  • Perhaps he looked further down in time when the early Christians were martyred in the coliseum of Rome by wild animals.  Surely their persecutors were included in His statement from the cross.
  • What about all the wars that have been fought in the name of religion, the Crusades, the Protestants against Catholics and the Catholics against Protestants?
  • Maybe he saw the barbarians throughout the world who have committed wholesale slaughter of whole groups of people simply because they were different.
  • Or, maybe he looked out to 2019 and saw us when He was there on the cross.  Was he speaking of us as He hung there?  Was it our sin that we have committed day by day, year by year without regard to our own eternity?  Do we realize the total sacrifice that was made for us that day?

Surely He was speaking of me also from the cross that day.

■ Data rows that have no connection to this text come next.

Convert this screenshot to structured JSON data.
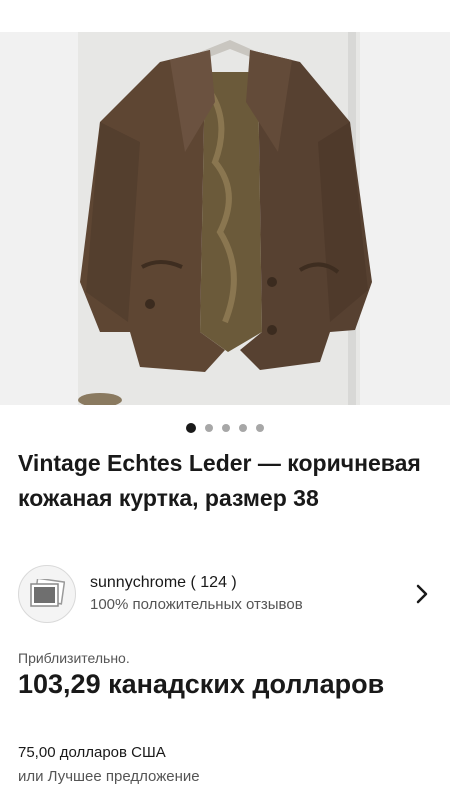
{
  "listing": {
    "title": "Vintage Echtes Leder — коричневая кожаная куртка, размер 38",
    "photo": {
      "icon": "leather-jacket-photo",
      "colors": {
        "jacket": "#5e4633",
        "lining": "#6b5a3a",
        "door": "#ececec"
      }
    },
    "carousel": {
      "count": 5,
      "active": 0
    }
  },
  "seller": {
    "name": "sunnychrome",
    "rating_text": "( 124 )",
    "feedback": "100% положительных отзывов",
    "avatar_icon": "photo-placeholder-icon"
  },
  "pricing": {
    "approx_label": "Приблизительно.",
    "price_local": "103,29 канадских долларов",
    "price_usd": "75,00 долларов США",
    "best_offer": "или Лучшее предложение"
  }
}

He’s Dead – or Is He?

This is from the message my husband gave today at Hazel Findley Assisted Living:

The Gospel of Matthew as well as other Gospel writers presents the reality of Jesus’ death as an absolute certainty.

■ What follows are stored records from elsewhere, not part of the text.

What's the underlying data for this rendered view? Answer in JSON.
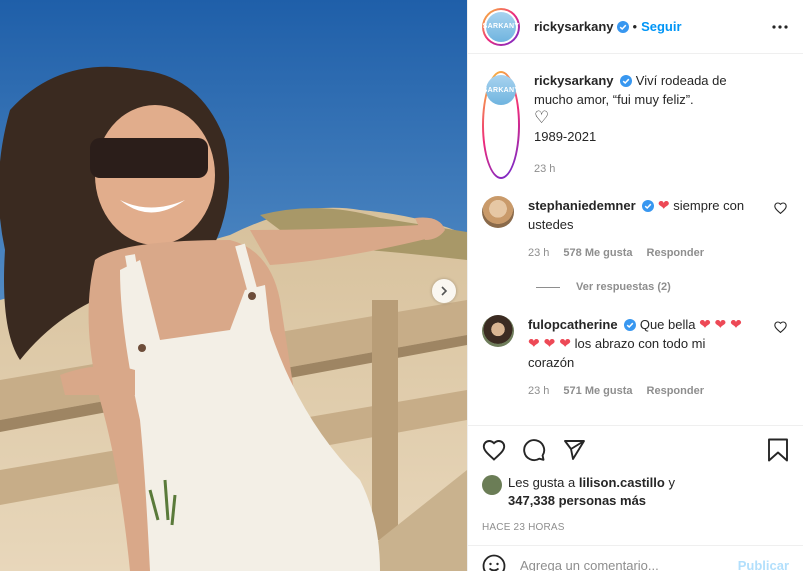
{
  "post": {
    "author": "rickysarkany",
    "avatar_text": "SARKANY",
    "follow_label": "Seguir",
    "dot": "•"
  },
  "caption": {
    "username": "rickysarkany",
    "text": "Viví rodeada de mucho amor, “fui muy feliz”.",
    "heart": "♡",
    "years": "1989-2021",
    "time": "23 h"
  },
  "comments": [
    {
      "username": "stephaniedemner",
      "heart": "❤",
      "text": "siempre con ustedes",
      "time": "23 h",
      "likes": "578 Me gusta",
      "reply": "Responder"
    },
    {
      "username": "fulopcatherine",
      "text_a": "Que bella",
      "hearts_a": "❤",
      "hearts_b": "❤ ❤ ❤ ❤ ❤",
      "text_b": "los abrazo con todo mi corazón",
      "time": "23 h",
      "likes": "571 Me gusta",
      "reply": "Responder"
    }
  ],
  "view_replies": "Ver respuestas (2)",
  "likes": {
    "prefix": "Les gusta a",
    "user": "lilison.castillo",
    "joiner": "y",
    "count": "347,338 personas más"
  },
  "timestamp": "HACE 23 HORAS",
  "add_comment": {
    "placeholder": "Agrega un comentario...",
    "publish": "Publicar"
  },
  "icons": {
    "like": "heart-outline-icon",
    "comment": "comment-icon",
    "share": "share-icon",
    "save": "bookmark-icon",
    "emoji": "emoji-icon",
    "more": "more-icon",
    "next": "chevron-right-icon"
  },
  "colors": {
    "accent": "#0095f6",
    "heart": "#ed4956",
    "muted": "#8e8e8e",
    "verified": "#3897f0"
  }
}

Those standing around the cross watched as Jesus “breathed his last.” – John 19:30 tells us He bowed His head and gave up His spirit.

They heard him cry with a loud voice. – Mark 15:37 tells us Jesus cried out with a loud voice and breathed His last.

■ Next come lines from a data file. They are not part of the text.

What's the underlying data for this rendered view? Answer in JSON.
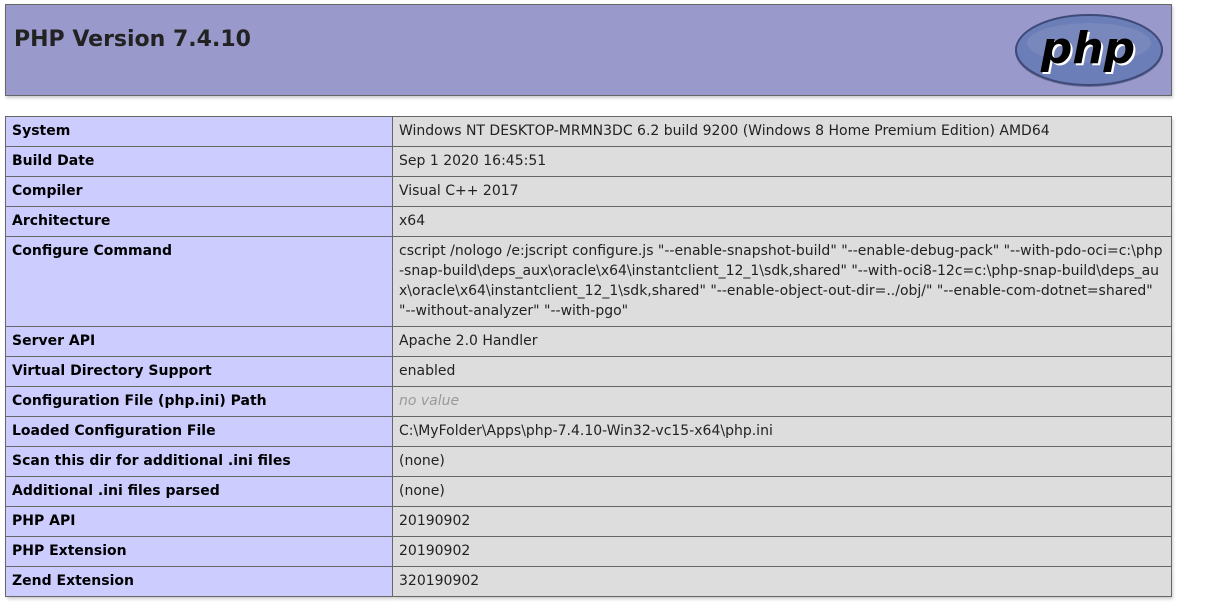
{
  "header": {
    "title": "PHP Version 7.4.10",
    "logo_text": "php",
    "bg_color": "#9999cc"
  },
  "rows": [
    {
      "key": "System",
      "value": "Windows NT DESKTOP-MRMN3DC 6.2 build 9200 (Windows 8 Home Premium Edition) AMD64"
    },
    {
      "key": "Build Date",
      "value": "Sep 1 2020 16:45:51"
    },
    {
      "key": "Compiler",
      "value": "Visual C++ 2017"
    },
    {
      "key": "Architecture",
      "value": "x64"
    },
    {
      "key": "Configure Command",
      "value": "cscript /nologo /e:jscript configure.js \"--enable-snapshot-build\" \"--enable-debug-pack\" \"--with-pdo-oci=c:\\php-snap-build\\deps_aux\\oracle\\x64\\instantclient_12_1\\sdk,shared\" \"--with-oci8-12c=c:\\php-snap-build\\deps_aux\\oracle\\x64\\instantclient_12_1\\sdk,shared\" \"--enable-object-out-dir=../obj/\" \"--enable-com-dotnet=shared\" \"--without-analyzer\" \"--with-pgo\""
    },
    {
      "key": "Server API",
      "value": "Apache 2.0 Handler"
    },
    {
      "key": "Virtual Directory Support",
      "value": "enabled"
    },
    {
      "key": "Configuration File (php.ini) Path",
      "value": "no value"
    },
    {
      "key": "Loaded Configuration File",
      "value": "C:\\MyFolder\\Apps\\php-7.4.10-Win32-vc15-x64\\php.ini"
    },
    {
      "key": "Scan this dir for additional .ini files",
      "value": "(none)"
    },
    {
      "key": "Additional .ini files parsed",
      "value": "(none)"
    },
    {
      "key": "PHP API",
      "value": "20190902"
    },
    {
      "key": "PHP Extension",
      "value": "20190902"
    },
    {
      "key": "Zend Extension",
      "value": "320190902"
    }
  ]
}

Roman authorities, acting on instructions from Pilate, broke the legs of the two men crucified with Jesus to hasten their death; but coming to Jesus, they discovered He had already died – John 19:33 says “But when they came to Jesus and saw that He was already dead, they did not break His legs.

Having received confirmation of death from the Roman centurion, Pilate released the body of Jesus to Joseph of Arimathea and Nicodemus for burial.

  • The callous Roman soldiers said “He is dead.”
  • The curious crowds, unconscious of the eternal significance, said “He is dead.’
  • Pilate got the word, “Jesus is dead.”
  • Mary, feeling the pain like a dagger in her heart, said, “My son is dead.”
  • His disciples, numb and stunned with the events of the last few hours said, “The Master is dead”

Everybody had written Jesus off – gone forever.

Dead.

Dead.

Dead.

Get on with the same routine.  He’s dead.  No one expected to see Him or hear His voice again.

It’s Friday….but Sunday’s coming.

What separates Christianity from all other religions is an empty tomb and the words of Christ who says “I was dead, and behold I am alive forevermore.”

 

The Miracle of Mount Calvary

The following is from a Good Friday sermon my husband shared this year.  I thought it was so good I wanted to share with my readers:

There are many great mountain top experiences in the Word of God.

  • On Mount Horeb, God spoke to Moses from the burning bush
  • On Mount Sinai, God wrote the Ten Commandments on tablets of stone
  • On Mount Hor, Aaron transferred his priestly robes to his son Eleazar
  • From Mount Nebo, Moses looked over into the Promised Land
  • On Mount Moriah, Solomon built the Temple
  • On the Mount of Transfiguration, Peter, James and John saw Jesus in His radiant glory
  • From the Mount of Olives, Jesus would ascend into heaven

But the greatest of all of these is Mount Calvary, where Jesus was lifted up and died for our sins.

  • On Mount Calvary, Jesus of Nazareth was lifted up, bled and gave HIs life for me
  • On Mount Calvary Jesus, who walked the dusty roads of Judea, who could have called 10,000 angels chose rather to suffer and die
  • On Mount Calvary, God let this sinless, spotless lamb of glory, the Messiah thirst to quench the spiritual thirst of ll mankind
  • On Mount Calvary, God, who clothes the lilies of the fields, let His son hang naked and in shame for all to see and mock in derision and shame.
  • On Mount Calvary, this precious little child who lay so innocently in a cradle in an animals’ stall in Bethlehem, now hung helpless and dying on a criminal’s cross in view of friend and foe alike.
  • On Mount Calvary, earth has no darker sin, history no blacker page, humanity no fouler spot than the crucifixion of Jesus.

the cross

The old hymn states:  “He did it all for me.  When the Savior cried, bowed HIs head and died, He did it all for me.”